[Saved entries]
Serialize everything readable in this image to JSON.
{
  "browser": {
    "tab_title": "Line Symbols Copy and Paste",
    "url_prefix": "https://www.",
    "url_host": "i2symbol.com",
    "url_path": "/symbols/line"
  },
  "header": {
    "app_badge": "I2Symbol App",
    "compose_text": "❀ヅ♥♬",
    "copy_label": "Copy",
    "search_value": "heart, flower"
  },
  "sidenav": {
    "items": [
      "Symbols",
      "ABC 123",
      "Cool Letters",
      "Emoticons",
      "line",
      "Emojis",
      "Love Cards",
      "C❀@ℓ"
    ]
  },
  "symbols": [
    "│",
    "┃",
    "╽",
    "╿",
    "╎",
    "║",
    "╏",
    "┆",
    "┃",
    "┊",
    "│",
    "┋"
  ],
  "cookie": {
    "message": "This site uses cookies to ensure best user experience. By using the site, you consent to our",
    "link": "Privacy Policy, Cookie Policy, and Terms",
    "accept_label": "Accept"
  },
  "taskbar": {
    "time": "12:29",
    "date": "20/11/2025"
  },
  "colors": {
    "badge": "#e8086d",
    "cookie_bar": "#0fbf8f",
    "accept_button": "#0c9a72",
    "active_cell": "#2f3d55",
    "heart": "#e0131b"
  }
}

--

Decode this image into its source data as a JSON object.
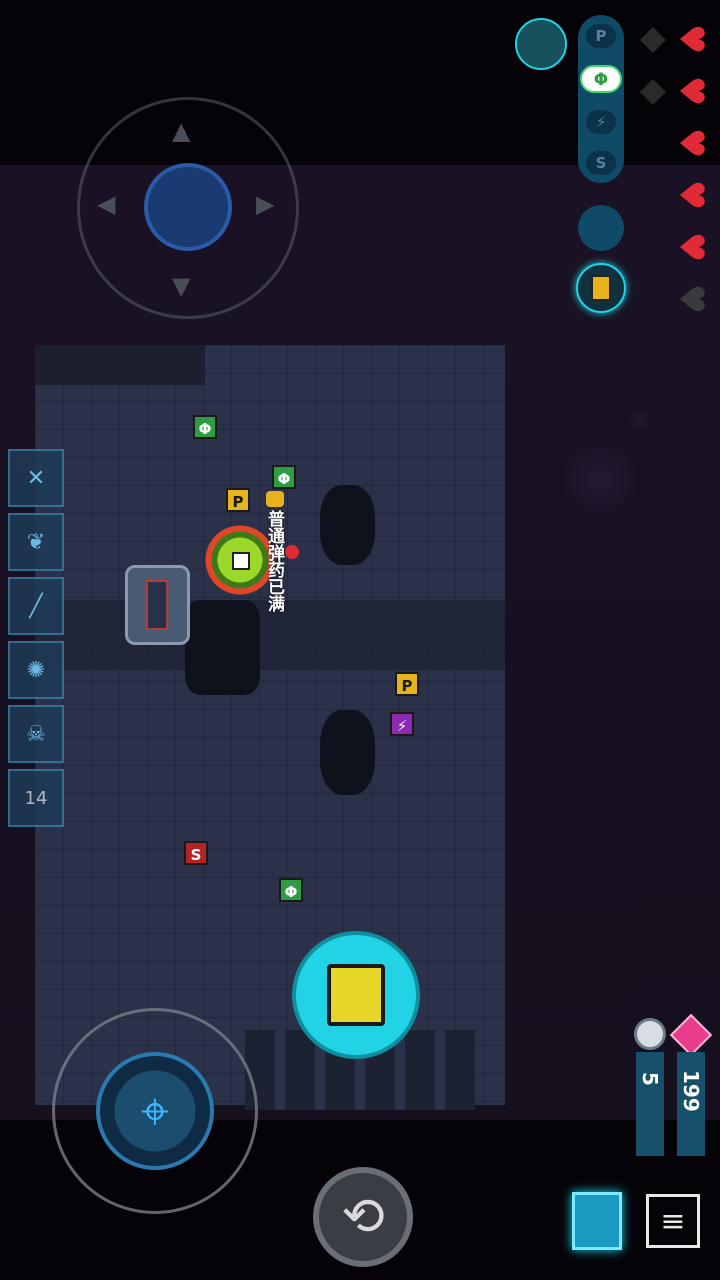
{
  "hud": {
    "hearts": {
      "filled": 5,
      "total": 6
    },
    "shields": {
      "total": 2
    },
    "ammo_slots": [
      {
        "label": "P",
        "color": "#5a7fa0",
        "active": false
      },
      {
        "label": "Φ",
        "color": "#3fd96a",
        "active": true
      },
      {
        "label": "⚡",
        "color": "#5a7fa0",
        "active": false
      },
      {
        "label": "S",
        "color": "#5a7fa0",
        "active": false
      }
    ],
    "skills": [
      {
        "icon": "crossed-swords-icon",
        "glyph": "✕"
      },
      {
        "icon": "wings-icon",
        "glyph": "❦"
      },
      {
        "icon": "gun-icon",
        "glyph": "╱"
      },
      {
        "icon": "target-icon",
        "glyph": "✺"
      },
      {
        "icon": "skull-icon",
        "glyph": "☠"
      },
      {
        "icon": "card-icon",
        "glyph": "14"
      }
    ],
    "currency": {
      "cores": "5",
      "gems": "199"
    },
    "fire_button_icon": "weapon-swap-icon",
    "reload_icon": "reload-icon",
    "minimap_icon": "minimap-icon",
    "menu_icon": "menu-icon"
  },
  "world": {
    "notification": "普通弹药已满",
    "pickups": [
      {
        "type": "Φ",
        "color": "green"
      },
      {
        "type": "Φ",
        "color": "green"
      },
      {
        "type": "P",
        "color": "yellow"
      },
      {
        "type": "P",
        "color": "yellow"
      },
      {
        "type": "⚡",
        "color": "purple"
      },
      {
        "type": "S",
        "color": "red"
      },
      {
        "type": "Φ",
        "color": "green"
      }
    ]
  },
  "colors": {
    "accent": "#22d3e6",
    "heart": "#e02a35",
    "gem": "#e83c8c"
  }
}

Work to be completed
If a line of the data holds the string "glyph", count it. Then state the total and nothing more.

Written response
6